▸ **Exercise description**:
Across the listing that follows, establish how many lines contain the string "JSON" and provide that number by itself.
══════════
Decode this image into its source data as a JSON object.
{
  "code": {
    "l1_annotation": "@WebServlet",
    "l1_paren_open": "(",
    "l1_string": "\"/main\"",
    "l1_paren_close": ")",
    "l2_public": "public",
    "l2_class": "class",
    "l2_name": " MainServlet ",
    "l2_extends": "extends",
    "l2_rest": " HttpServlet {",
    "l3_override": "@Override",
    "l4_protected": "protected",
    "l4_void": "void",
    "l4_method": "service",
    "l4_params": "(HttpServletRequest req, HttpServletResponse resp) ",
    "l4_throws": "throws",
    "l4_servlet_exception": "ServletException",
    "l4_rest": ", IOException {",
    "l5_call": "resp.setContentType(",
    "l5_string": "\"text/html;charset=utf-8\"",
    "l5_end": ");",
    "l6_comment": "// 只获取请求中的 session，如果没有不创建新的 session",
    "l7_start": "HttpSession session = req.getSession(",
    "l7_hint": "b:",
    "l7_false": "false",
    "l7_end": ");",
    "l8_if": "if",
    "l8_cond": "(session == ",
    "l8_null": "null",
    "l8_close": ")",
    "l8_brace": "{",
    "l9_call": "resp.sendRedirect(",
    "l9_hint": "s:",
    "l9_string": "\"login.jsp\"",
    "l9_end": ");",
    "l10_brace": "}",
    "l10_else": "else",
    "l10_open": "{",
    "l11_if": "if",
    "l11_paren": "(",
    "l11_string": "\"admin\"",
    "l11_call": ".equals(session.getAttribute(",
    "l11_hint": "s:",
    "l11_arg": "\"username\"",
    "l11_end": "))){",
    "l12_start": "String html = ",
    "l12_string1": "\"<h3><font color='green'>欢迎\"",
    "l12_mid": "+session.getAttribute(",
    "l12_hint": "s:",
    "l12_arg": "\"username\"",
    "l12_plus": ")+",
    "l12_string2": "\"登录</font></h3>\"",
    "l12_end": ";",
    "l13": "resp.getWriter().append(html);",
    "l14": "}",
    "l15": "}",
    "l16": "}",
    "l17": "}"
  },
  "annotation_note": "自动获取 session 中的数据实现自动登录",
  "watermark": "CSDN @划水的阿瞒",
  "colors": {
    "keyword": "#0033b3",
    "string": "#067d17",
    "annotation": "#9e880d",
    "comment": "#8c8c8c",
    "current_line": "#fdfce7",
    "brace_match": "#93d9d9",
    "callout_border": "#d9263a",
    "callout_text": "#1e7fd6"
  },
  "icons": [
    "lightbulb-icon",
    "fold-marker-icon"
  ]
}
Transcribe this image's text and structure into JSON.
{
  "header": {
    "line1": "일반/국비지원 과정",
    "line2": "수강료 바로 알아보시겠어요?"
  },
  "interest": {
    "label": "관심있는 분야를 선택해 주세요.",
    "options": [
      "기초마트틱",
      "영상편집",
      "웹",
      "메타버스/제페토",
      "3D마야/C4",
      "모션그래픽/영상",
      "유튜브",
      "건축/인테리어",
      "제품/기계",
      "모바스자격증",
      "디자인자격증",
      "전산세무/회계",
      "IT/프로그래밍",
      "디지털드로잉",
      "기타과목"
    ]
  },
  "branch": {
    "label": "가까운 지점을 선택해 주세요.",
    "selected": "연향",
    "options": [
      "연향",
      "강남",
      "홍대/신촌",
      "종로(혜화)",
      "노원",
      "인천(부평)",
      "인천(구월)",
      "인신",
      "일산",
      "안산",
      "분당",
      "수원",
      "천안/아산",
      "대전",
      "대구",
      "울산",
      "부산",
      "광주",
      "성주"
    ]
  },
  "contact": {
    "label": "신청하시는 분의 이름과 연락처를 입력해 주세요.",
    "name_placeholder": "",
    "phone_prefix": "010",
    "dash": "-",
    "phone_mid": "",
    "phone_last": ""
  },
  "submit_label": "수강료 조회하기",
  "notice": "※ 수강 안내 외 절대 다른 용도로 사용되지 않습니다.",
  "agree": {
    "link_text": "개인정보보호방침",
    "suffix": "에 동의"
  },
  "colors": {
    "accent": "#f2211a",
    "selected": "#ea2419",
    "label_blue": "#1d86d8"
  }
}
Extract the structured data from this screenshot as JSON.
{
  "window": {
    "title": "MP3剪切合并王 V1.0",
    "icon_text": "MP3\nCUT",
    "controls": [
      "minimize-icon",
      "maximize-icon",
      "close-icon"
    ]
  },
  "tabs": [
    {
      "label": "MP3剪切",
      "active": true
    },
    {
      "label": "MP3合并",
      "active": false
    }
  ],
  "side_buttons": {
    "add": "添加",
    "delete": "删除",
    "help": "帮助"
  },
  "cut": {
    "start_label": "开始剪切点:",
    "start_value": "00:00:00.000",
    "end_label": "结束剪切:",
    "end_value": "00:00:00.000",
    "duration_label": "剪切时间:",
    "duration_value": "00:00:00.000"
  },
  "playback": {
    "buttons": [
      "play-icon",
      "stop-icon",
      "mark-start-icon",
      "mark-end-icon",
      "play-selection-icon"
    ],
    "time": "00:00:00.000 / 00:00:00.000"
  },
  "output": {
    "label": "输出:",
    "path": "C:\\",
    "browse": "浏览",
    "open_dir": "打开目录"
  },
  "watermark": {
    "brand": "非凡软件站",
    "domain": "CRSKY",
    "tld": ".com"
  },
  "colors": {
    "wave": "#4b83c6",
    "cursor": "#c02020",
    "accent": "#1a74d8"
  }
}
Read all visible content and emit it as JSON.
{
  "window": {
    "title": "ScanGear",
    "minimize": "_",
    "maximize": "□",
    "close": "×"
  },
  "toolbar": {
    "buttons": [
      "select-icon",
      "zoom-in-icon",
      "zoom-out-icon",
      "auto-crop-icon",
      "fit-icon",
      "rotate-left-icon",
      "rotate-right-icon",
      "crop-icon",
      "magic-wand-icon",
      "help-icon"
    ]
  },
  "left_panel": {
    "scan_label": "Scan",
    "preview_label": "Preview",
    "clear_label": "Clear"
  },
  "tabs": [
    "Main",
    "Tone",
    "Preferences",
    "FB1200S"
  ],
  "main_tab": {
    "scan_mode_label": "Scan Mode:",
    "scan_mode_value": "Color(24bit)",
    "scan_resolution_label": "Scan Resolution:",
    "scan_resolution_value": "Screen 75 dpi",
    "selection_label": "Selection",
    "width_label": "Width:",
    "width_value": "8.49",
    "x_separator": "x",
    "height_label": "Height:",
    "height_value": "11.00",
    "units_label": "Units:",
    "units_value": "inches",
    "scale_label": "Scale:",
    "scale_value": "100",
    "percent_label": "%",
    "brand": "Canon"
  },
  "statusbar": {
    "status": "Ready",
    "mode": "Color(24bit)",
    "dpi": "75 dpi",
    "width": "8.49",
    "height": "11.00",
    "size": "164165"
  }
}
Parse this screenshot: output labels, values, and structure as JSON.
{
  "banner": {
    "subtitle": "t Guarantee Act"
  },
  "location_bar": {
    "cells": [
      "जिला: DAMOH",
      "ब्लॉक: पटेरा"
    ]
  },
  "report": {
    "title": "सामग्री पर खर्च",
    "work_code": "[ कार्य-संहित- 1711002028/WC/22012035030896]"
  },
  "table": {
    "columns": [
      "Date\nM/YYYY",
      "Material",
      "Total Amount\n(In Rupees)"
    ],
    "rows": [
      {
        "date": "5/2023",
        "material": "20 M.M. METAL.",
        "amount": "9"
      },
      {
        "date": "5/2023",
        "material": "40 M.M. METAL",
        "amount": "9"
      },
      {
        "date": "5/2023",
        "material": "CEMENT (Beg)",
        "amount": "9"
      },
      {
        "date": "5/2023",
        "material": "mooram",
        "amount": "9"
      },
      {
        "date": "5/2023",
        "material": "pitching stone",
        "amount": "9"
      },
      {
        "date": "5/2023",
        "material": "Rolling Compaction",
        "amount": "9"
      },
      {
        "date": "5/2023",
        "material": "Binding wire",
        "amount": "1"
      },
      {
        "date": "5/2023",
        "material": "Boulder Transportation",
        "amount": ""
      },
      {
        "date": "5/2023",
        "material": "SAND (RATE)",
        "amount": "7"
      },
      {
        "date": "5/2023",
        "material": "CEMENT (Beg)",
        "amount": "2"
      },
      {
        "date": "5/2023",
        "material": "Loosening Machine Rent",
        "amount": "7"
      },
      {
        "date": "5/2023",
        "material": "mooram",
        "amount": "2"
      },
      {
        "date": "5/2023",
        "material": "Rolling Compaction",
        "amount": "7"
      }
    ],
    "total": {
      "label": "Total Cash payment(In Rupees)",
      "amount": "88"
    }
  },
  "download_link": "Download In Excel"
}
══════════
▸ **Response**:
5